STOQO, a marketplace for small restaurant and hotel owners, has shut down its operations after reeling from the effects of the COVID-19 outbreak, DealStreetAsia has learnt from multiple sources.
The company raised its Series A round in 2018 co-led by Monk’s Hill Ventures and Accel Partners India. While the exact corpus that it garnered at that time could not be ascertained, it was understood to be in the region of $3-5 million.
According to one of our sources, the company made the decision to cease its business operations due to financial difficulties brought about by the pandemic.
“COVID-19 has made the tight cash flow of the business untenable. It has directly impacted the customer base of small restaurant owners. Given the uncertainty of COVID-19 and with revenues falling significantly, the company was no longer in a position to operate further,” the person said.
We have reached out to STOQO for comments.
Founded in 2016, STOQO is a platform that aims to streamline the F&B business supply chain by providing a one-stop application that helps culinary businesses order ingredients daily and have them delivered to their kitchen.
It is understood that the company, whose customer base largely consists of restaurants and eateries, has been badly hit by the virus, which prompted people to stay home.
Things worsened for F&B players when the health ministry enacted a large-scale social distancing (PSBB) regulation, which requires all workplaces, except those in essential sectors to be closed and implement work-from-home policies.

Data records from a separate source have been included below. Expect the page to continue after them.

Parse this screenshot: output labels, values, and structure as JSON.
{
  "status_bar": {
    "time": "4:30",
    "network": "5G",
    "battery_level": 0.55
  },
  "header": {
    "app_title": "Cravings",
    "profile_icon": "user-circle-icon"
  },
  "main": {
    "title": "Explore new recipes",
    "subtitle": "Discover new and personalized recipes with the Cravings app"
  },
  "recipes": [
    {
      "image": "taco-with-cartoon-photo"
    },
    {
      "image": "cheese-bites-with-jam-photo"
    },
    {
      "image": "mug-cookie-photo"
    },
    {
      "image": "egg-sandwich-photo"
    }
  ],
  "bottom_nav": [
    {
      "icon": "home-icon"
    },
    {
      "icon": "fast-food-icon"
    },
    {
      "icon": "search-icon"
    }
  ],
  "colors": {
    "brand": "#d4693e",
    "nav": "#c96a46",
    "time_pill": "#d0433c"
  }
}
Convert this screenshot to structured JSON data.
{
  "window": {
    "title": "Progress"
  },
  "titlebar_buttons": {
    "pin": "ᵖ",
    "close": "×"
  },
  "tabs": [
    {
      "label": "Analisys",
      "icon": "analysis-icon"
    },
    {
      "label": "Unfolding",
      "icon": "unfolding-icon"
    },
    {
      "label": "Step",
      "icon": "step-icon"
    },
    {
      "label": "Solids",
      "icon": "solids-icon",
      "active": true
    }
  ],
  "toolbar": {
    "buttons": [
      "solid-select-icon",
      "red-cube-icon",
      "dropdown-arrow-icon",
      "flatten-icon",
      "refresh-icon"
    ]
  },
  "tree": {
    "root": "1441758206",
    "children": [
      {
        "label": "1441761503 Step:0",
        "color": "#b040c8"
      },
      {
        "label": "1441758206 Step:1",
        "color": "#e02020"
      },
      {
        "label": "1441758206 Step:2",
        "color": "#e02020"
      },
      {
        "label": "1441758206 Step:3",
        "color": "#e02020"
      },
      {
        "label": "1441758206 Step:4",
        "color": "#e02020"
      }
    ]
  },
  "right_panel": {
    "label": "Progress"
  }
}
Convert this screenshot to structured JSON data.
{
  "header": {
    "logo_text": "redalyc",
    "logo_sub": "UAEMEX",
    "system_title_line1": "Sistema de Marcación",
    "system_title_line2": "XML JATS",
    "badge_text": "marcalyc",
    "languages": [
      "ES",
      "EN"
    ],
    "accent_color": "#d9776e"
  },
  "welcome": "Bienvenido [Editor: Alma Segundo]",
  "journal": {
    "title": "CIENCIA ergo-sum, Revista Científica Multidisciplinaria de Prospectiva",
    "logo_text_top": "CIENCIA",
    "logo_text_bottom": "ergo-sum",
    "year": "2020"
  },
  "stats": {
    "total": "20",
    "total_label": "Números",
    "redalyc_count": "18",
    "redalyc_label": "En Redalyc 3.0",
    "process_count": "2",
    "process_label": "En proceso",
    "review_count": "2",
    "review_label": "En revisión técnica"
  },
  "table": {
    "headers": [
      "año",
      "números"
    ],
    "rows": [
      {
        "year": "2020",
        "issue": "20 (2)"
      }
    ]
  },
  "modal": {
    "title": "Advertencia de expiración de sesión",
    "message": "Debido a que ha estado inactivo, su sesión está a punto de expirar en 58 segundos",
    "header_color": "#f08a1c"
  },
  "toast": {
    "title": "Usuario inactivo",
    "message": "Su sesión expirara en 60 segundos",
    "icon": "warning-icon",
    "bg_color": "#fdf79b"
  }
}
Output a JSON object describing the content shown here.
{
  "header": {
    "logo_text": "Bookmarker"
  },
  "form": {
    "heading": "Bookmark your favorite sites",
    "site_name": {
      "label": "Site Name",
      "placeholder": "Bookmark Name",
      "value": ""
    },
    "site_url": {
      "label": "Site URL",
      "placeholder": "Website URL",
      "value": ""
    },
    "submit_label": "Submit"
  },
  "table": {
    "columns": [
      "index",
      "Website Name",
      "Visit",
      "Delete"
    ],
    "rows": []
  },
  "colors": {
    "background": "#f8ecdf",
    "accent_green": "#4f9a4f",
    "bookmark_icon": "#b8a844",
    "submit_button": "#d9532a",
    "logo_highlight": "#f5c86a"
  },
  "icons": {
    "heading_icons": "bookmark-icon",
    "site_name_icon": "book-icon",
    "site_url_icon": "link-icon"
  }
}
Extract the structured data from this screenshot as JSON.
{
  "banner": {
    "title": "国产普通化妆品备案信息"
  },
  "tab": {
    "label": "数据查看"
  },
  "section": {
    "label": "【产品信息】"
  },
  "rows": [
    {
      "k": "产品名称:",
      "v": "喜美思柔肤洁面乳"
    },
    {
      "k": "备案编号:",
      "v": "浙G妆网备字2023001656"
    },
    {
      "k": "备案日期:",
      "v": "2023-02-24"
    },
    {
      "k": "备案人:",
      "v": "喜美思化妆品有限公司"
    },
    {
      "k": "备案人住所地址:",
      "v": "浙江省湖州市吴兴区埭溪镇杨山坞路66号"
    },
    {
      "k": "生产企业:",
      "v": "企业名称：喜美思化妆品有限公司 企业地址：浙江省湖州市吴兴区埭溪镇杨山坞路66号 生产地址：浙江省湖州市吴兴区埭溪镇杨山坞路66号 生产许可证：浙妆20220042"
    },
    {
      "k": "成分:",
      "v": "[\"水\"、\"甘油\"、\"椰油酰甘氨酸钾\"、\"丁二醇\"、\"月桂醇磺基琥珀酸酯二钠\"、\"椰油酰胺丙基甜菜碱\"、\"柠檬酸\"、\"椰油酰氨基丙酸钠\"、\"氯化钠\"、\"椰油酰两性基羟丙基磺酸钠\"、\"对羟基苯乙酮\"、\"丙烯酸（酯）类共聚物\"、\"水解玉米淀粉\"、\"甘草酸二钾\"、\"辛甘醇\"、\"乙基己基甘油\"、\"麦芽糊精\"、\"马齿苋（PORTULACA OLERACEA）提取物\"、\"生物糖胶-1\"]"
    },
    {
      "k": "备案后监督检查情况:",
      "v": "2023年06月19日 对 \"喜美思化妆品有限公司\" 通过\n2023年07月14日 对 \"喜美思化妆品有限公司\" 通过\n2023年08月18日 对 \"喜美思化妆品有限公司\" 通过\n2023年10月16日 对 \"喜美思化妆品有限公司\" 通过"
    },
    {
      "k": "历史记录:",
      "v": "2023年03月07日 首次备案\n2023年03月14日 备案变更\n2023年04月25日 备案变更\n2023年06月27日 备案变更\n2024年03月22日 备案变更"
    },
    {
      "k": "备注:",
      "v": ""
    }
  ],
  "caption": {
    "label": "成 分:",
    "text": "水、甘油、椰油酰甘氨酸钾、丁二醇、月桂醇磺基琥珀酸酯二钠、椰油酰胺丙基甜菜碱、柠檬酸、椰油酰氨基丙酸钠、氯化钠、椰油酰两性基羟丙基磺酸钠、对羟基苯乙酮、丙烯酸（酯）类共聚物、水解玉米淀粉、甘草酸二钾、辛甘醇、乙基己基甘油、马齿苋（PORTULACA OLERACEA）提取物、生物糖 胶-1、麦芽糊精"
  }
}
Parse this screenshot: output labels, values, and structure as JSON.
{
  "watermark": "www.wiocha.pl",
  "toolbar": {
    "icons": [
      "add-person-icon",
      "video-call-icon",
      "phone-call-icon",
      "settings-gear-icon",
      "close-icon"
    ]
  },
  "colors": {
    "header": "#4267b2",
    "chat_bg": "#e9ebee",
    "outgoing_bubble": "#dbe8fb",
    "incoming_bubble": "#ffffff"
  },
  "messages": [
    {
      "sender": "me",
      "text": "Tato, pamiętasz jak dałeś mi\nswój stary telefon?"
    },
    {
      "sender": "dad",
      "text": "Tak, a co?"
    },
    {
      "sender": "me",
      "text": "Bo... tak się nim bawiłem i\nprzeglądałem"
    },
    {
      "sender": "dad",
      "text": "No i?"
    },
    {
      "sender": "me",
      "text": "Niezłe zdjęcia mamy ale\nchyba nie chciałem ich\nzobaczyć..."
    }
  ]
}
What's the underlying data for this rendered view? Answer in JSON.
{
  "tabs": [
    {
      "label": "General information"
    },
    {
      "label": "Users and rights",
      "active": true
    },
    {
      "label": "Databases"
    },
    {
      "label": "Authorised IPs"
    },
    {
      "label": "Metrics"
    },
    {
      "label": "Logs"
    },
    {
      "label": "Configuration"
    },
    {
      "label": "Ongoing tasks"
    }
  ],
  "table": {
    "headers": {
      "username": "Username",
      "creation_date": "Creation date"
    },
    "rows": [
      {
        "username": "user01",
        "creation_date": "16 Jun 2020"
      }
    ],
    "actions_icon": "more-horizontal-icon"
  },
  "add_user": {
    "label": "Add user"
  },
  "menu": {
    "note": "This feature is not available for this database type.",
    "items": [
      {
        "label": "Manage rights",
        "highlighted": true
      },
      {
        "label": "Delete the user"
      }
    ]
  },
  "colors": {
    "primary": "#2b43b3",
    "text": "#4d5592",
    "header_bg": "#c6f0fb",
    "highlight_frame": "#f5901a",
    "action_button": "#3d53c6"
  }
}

Though food counts as one of the essential sectors, most restaurants are located in malls, which have largely been closed in compliance with the regulation.
According to DealStreetAsia sources, STOQO was earlier in the process of raising a new funding round to expand its business.
Prior to its Series A round, STOQO secured its first external funding primarily from Alpha JWC in November 2017 followed by an investment from Yinglan Tan-led Insignia Ventures Partners.
The coronavirus pandemic has paralyzed several businesses with travel-linked sectors being the worst hit. Recently, Traveloka laid off over a hundred employees, while budget hotel company Airy and travel-photography startup Sweet Escape have also cut a considerable amount of jobs to survive the crisis.
These are not the only ones. Indian hospitality firm Oyo Homes & Hotels (OYO) that forayed into Indonesia in 2018 is reportedly looking to shut down operations of its co-living arm, OYO Life, in the archipelago. The startup has reportedly retrenched over 200 people in Indonesia. Globally too, it has resorted to job cuts in markets such as the US and China.